**TASK ITEM:**
Please write each record out again word for word.

Start of Block

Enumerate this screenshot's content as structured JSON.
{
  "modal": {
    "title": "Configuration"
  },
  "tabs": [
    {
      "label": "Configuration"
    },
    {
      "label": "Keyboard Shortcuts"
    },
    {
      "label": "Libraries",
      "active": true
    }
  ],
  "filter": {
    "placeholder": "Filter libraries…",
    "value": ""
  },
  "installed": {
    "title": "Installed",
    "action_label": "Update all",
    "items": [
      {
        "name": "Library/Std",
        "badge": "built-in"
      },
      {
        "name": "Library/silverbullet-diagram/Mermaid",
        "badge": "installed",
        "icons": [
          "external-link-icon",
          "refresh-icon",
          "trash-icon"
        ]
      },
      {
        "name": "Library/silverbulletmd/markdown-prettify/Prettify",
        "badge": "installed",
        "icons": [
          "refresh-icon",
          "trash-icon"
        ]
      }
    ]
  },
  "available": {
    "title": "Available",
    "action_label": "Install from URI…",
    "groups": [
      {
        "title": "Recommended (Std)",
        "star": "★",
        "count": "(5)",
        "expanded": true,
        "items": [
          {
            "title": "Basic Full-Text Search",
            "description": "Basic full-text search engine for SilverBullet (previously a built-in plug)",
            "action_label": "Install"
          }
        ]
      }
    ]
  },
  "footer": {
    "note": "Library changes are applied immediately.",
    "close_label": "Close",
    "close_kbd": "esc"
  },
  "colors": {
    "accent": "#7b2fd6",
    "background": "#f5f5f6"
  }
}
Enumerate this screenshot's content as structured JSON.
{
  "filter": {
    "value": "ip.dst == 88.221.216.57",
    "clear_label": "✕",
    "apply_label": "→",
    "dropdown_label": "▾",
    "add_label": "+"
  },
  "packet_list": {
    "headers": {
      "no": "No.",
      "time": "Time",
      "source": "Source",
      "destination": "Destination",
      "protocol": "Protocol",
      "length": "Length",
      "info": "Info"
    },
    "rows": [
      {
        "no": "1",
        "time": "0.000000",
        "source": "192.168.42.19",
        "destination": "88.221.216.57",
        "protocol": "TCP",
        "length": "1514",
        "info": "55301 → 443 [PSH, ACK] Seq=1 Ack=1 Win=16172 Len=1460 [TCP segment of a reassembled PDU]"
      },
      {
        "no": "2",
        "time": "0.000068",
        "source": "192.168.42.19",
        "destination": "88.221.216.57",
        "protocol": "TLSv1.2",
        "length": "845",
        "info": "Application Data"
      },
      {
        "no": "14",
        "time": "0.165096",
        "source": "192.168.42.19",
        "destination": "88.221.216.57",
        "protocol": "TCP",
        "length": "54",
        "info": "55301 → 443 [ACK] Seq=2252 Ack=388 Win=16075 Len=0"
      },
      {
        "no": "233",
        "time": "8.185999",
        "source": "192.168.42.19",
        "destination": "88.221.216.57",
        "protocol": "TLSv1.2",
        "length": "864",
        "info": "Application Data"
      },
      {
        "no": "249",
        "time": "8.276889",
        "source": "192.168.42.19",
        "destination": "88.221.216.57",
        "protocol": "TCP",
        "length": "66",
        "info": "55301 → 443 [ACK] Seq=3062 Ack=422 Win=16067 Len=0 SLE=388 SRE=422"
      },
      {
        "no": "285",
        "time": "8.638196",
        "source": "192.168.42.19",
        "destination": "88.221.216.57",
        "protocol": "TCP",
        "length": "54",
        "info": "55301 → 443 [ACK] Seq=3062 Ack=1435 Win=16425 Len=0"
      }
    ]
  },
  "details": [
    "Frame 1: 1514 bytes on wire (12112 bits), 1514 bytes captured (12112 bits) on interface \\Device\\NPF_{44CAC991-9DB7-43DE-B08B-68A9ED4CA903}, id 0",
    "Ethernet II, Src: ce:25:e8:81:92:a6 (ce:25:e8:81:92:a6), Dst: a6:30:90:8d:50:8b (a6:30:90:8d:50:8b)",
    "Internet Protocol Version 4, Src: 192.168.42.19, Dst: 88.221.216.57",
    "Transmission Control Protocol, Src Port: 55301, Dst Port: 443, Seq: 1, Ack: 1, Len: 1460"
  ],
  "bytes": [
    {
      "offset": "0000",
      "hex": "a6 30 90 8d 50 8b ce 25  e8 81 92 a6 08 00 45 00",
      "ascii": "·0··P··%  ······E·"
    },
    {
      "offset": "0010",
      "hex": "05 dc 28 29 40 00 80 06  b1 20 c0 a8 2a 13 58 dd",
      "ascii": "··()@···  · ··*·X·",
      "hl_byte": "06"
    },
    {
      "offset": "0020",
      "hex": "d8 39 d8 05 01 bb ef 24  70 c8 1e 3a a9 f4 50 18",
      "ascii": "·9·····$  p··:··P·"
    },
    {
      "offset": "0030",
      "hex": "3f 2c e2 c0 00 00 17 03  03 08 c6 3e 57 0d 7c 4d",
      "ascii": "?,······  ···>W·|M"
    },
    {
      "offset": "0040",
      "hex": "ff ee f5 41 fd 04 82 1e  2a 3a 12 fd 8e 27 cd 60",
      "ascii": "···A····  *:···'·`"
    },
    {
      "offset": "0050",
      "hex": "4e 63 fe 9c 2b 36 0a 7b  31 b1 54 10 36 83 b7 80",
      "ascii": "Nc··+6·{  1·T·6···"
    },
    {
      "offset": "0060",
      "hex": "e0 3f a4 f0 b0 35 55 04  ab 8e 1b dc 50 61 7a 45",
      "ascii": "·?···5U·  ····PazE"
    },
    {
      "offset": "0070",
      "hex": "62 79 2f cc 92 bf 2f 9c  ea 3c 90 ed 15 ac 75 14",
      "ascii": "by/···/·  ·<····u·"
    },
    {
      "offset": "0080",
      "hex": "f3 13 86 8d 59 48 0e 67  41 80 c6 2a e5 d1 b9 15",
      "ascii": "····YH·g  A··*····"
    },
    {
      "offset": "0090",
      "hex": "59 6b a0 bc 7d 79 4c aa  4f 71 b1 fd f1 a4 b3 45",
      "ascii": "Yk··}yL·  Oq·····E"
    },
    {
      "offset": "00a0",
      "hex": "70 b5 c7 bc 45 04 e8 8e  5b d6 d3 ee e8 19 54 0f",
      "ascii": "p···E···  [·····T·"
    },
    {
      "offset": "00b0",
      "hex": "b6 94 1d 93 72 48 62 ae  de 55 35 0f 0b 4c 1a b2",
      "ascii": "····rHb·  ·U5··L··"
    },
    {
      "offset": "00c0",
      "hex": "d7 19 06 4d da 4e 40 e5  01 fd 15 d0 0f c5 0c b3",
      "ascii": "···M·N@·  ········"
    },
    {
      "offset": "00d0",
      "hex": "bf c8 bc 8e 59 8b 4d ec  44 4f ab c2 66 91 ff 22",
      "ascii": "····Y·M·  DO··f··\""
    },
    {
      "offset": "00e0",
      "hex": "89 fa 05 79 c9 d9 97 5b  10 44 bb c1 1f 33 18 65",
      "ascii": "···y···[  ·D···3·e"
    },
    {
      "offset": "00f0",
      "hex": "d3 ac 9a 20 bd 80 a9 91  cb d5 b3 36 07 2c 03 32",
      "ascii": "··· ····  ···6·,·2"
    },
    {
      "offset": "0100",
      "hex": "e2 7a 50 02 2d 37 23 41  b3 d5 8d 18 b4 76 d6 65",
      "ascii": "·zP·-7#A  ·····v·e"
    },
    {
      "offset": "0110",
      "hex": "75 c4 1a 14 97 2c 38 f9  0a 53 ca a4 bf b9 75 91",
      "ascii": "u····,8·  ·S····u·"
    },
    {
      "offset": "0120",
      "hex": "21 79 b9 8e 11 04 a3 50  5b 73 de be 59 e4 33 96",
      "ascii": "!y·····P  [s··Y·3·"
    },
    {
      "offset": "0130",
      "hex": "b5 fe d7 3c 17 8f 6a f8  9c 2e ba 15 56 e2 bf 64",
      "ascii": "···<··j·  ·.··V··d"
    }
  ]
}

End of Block

**RESPONSE BOX:**
Enumerate this screenshot's content as structured JSON.
{
  "modal": {
    "title": "Configuration"
  },
  "tabs": [
    {
      "label": "Configuration"
    },
    {
      "label": "Keyboard Shortcuts"
    },
    {
      "label": "Libraries",
      "active": true
    }
  ],
  "filter": {
    "placeholder": "Filter libraries…",
    "value": ""
  },
  "installed": {
    "title": "Installed",
    "action_label": "Update all",
    "items": [
      {
        "name": "Library/Std",
        "badge": "built-in"
      },
      {
        "name": "Library/silverbullet-diagram/Mermaid",
        "badge": "installed",
        "icons": [
          "external-link-icon",
          "refresh-icon",
          "trash-icon"
        ]
      },
      {
        "name": "Library/silverbulletmd/markdown-prettify/Prettify",
        "badge": "installed",
        "icons": [
          "refresh-icon",
          "trash-icon"
        ]
      }
    ]
  },
  "available": {
    "title": "Available",
    "action_label": "Install from URI…",
    "groups": [
      {
        "title": "Recommended (Std)",
        "star": "★",
        "count": "(5)",
        "expanded": true,
        "items": [
          {
            "title": "Basic Full-Text Search",
            "description": "Basic full-text search engine for SilverBullet (previously a built-in plug)",
            "action_label": "Install"
          }
        ]
      }
    ]
  },
  "footer": {
    "note": "Library changes are applied immediately.",
    "close_label": "Close",
    "close_kbd": "esc"
  },
  "colors": {
    "accent": "#7b2fd6",
    "background": "#f5f5f6"
  }
}
Enumerate this screenshot's content as structured JSON.
{
  "filter": {
    "value": "ip.dst == 88.221.216.57",
    "clear_label": "✕",
    "apply_label": "→",
    "dropdown_label": "▾",
    "add_label": "+"
  },
  "packet_list": {
    "headers": {
      "no": "No.",
      "time": "Time",
      "source": "Source",
      "destination": "Destination",
      "protocol": "Protocol",
      "length": "Length",
      "info": "Info"
    },
    "rows": [
      {
        "no": "1",
        "time": "0.000000",
        "source": "192.168.42.19",
        "destination": "88.221.216.57",
        "protocol": "TCP",
        "length": "1514",
        "info": "55301 → 443 [PSH, ACK] Seq=1 Ack=1 Win=16172 Len=1460 [TCP segment of a reassembled PDU]"
      },
      {
        "no": "2",
        "time": "0.000068",
        "source": "192.168.42.19",
        "destination": "88.221.216.57",
        "protocol": "TLSv1.2",
        "length": "845",
        "info": "Application Data"
      },
      {
        "no": "14",
        "time": "0.165096",
        "source": "192.168.42.19",
        "destination": "88.221.216.57",
        "protocol": "TCP",
        "length": "54",
        "info": "55301 → 443 [ACK] Seq=2252 Ack=388 Win=16075 Len=0"
      },
      {
        "no": "233",
        "time": "8.185999",
        "source": "192.168.42.19",
        "destination": "88.221.216.57",
        "protocol": "TLSv1.2",
        "length": "864",
        "info": "Application Data"
      },
      {
        "no": "249",
        "time": "8.276889",
        "source": "192.168.42.19",
        "destination": "88.221.216.57",
        "protocol": "TCP",
        "length": "66",
        "info": "55301 → 443 [ACK] Seq=3062 Ack=422 Win=16067 Len=0 SLE=388 SRE=422"
      },
      {
        "no": "285",
        "time": "8.638196",
        "source": "192.168.42.19",
        "destination": "88.221.216.57",
        "protocol": "TCP",
        "length": "54",
        "info": "55301 → 443 [ACK] Seq=3062 Ack=1435 Win=16425 Len=0"
      }
    ]
  },
  "details": [
    "Frame 1: 1514 bytes on wire (12112 bits), 1514 bytes captured (12112 bits) on interface \\Device\\NPF_{44CAC991-9DB7-43DE-B08B-68A9ED4CA903}, id 0",
    "Ethernet II, Src: ce:25:e8:81:92:a6 (ce:25:e8:81:92:a6), Dst: a6:30:90:8d:50:8b (a6:30:90:8d:50:8b)",
    "Internet Protocol Version 4, Src: 192.168.42.19, Dst: 88.221.216.57",
    "Transmission Control Protocol, Src Port: 55301, Dst Port: 443, Seq: 1, Ack: 1, Len: 1460"
  ],
  "bytes": [
    {
      "offset": "0000",
      "hex": "a6 30 90 8d 50 8b ce 25  e8 81 92 a6 08 00 45 00",
      "ascii": "·0··P··%  ······E·"
    },
    {
      "offset": "0010",
      "hex": "05 dc 28 29 40 00 80 06  b1 20 c0 a8 2a 13 58 dd",
      "ascii": "··()@···  · ··*·X·",
      "hl_byte": "06"
    },
    {
      "offset": "0020",
      "hex": "d8 39 d8 05 01 bb ef 24  70 c8 1e 3a a9 f4 50 18",
      "ascii": "·9·····$  p··:··P·"
    },
    {
      "offset": "0030",
      "hex": "3f 2c e2 c0 00 00 17 03  03 08 c6 3e 57 0d 7c 4d",
      "ascii": "?,······  ···>W·|M"
    },
    {
      "offset": "0040",
      "hex": "ff ee f5 41 fd 04 82 1e  2a 3a 12 fd 8e 27 cd 60",
      "ascii": "···A····  *:···'·`"
    },
    {
      "offset": "0050",
      "hex": "4e 63 fe 9c 2b 36 0a 7b  31 b1 54 10 36 83 b7 80",
      "ascii": "Nc··+6·{  1·T·6···"
    },
    {
      "offset": "0060",
      "hex": "e0 3f a4 f0 b0 35 55 04  ab 8e 1b dc 50 61 7a 45",
      "ascii": "·?···5U·  ····PazE"
    },
    {
      "offset": "0070",
      "hex": "62 79 2f cc 92 bf 2f 9c  ea 3c 90 ed 15 ac 75 14",
      "ascii": "by/···/·  ·<····u·"
    },
    {
      "offset": "0080",
      "hex": "f3 13 86 8d 59 48 0e 67  41 80 c6 2a e5 d1 b9 15",
      "ascii": "····YH·g  A··*····"
    },
    {
      "offset": "0090",
      "hex": "59 6b a0 bc 7d 79 4c aa  4f 71 b1 fd f1 a4 b3 45",
      "ascii": "Yk··}yL·  Oq·····E"
    },
    {
      "offset": "00a0",
      "hex": "70 b5 c7 bc 45 04 e8 8e  5b d6 d3 ee e8 19 54 0f",
      "ascii": "p···E···  [·····T·"
    },
    {
      "offset": "00b0",
      "hex": "b6 94 1d 93 72 48 62 ae  de 55 35 0f 0b 4c 1a b2",
      "ascii": "····rHb·  ·U5··L··"
    },
    {
      "offset": "00c0",
      "hex": "d7 19 06 4d da 4e 40 e5  01 fd 15 d0 0f c5 0c b3",
      "ascii": "···M·N@·  ········"
    },
    {
      "offset": "00d0",
      "hex": "bf c8 bc 8e 59 8b 4d ec  44 4f ab c2 66 91 ff 22",
      "ascii": "····Y·M·  DO··f··\""
    },
    {
      "offset": "00e0",
      "hex": "89 fa 05 79 c9 d9 97 5b  10 44 bb c1 1f 33 18 65",
      "ascii": "···y···[  ·D···3·e"
    },
    {
      "offset": "00f0",
      "hex": "d3 ac 9a 20 bd 80 a9 91  cb d5 b3 36 07 2c 03 32",
      "ascii": "··· ····  ···6·,·2"
    },
    {
      "offset": "0100",
      "hex": "e2 7a 50 02 2d 37 23 41  b3 d5 8d 18 b4 76 d6 65",
      "ascii": "·zP·-7#A  ·····v·e"
    },
    {
      "offset": "0110",
      "hex": "75 c4 1a 14 97 2c 38 f9  0a 53 ca a4 bf b9 75 91",
      "ascii": "u····,8·  ·S····u·"
    },
    {
      "offset": "0120",
      "hex": "21 79 b9 8e 11 04 a3 50  5b 73 de be 59 e4 33 96",
      "ascii": "!y·····P  [s··Y·3·"
    },
    {
      "offset": "0130",
      "hex": "b5 fe d7 3c 17 8f 6a f8  9c 2e ba 15 56 e2 bf 64",
      "ascii": "···<··j·  ·.··V··d"
    }
  ]
}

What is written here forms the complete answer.